Bone problems include scoliosis, fractures, and osteoporosis. Scoliosis is a curvature of the spine, making the normally straight spine look like a “C” or “S.” It is treated with braces or surgery. Osteoporosis is a disease that causes bones to weaken and break easily. It’s most common in women, especially older women. Fully half of all women over 65 have osteoporosis. Fractures are any break in the bone. They can be a simple crack or a severe and complicated shatter. Osteoporosis causes fractures in people who have it, but other causes are trauma (such as a fall) or overuse.

Tendon and ligament problems most often result from injury or overuse. Two good examples are ligament tears and tendonitis. The most common ligament tear is the ACL tear in the knee. This ligament supports and stabilizes the knee and is most often torn during sports activities. Tendonitis happens when a tendon, which connects muscles and bones together, becomes irritated and inflamed. This happens most often in older patients who push their bodies too far, leading to pain and swelling. Treatment for both tendon and ligament problems usually includes rest, ice, and supporting the area to let it heal.

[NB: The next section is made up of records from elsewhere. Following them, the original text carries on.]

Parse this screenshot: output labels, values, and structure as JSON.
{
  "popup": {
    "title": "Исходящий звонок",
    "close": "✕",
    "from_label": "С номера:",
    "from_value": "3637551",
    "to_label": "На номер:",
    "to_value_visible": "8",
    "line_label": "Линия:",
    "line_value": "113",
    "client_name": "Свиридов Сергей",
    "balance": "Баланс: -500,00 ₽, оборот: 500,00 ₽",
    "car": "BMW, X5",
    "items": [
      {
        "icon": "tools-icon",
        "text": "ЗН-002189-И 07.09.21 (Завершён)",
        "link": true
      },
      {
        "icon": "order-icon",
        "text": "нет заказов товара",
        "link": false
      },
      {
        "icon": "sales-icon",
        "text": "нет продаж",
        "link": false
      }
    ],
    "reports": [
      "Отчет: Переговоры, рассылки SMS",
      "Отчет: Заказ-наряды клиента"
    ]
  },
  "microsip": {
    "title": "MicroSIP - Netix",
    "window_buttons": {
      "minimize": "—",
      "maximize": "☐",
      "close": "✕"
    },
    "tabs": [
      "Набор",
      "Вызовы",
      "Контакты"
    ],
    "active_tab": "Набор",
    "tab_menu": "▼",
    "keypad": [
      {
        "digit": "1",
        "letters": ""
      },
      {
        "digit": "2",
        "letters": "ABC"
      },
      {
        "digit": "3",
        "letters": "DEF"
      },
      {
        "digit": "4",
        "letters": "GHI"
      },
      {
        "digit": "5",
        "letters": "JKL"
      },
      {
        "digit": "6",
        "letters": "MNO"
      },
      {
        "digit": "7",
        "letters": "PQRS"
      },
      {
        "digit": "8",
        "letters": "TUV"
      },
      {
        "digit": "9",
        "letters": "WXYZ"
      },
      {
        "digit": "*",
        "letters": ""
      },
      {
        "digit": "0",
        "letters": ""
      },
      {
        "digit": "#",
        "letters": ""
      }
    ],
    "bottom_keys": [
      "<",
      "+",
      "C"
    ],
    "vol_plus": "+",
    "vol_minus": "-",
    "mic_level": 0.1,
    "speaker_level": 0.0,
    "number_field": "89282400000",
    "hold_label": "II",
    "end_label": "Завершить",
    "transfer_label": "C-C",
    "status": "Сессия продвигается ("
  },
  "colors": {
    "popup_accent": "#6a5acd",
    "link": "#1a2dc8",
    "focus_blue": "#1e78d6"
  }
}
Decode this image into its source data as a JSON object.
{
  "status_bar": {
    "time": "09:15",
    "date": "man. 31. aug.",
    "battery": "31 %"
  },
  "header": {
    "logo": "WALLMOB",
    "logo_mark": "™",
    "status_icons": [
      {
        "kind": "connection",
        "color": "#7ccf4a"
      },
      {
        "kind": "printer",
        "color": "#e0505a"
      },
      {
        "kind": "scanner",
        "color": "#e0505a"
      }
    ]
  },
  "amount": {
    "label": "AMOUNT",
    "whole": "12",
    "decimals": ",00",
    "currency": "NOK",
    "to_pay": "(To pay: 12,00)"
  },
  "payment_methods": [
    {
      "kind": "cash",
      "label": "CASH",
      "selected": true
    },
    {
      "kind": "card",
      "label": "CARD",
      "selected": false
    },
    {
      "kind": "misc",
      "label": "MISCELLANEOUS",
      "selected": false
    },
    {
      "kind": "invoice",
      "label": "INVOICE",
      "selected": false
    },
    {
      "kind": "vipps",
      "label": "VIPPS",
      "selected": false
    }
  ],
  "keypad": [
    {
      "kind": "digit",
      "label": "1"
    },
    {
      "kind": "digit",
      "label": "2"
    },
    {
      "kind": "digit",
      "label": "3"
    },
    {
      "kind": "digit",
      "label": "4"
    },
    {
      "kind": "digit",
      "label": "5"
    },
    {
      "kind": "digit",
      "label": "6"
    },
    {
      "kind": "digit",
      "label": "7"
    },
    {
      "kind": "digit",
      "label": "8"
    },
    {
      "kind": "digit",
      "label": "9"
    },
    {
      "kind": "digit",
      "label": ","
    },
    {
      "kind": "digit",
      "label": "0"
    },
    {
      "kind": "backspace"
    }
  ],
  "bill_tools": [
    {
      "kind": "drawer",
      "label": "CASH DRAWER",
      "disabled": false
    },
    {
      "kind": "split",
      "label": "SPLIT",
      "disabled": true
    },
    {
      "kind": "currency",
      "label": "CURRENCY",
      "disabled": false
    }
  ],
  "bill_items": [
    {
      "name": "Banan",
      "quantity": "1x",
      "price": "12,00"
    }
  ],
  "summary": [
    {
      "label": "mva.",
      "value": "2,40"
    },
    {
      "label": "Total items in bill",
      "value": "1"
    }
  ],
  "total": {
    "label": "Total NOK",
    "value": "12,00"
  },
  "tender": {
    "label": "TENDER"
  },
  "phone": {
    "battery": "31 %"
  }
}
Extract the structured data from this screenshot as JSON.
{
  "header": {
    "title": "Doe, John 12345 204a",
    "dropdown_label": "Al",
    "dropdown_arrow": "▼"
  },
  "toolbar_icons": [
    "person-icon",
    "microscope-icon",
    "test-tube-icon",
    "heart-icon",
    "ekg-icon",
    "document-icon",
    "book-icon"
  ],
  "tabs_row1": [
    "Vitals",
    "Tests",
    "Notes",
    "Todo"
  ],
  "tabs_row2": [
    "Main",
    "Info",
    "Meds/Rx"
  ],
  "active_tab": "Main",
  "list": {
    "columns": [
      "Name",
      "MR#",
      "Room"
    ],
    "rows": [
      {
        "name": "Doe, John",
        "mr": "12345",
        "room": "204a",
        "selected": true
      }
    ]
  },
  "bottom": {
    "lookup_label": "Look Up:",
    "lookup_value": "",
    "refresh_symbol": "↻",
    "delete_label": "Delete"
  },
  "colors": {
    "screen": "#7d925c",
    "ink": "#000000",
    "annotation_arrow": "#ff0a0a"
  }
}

Pain and numbness problems can be caused by overuse, disease, an injury, or a compressed nerve. Lower back pain and carpal tunnel syndrome are two of the most common conditions patients encounter. Lower back pain may be caused by sore muscles that have been overworked, or an injury to the disks separating the vertebrae in the spine. Lower back pain usually goes away on its own within a few days, but it may require medical treatment depending on the cause. Carpal tunnel syndrome occurs when the nerve at the base of the palm becomes trapped or pinched. Symptoms include tingling, pain, numbness, or weakness in the hand. Treatment involves rest and sometimes steroid injections.

Because the musculoskeletal system involves so much of the body, problems here can be incredibly varied in their type and severity. Some musculoskeletal problems will go away on their own or only require rest, while others may require medication, physical therapy, or even surgery.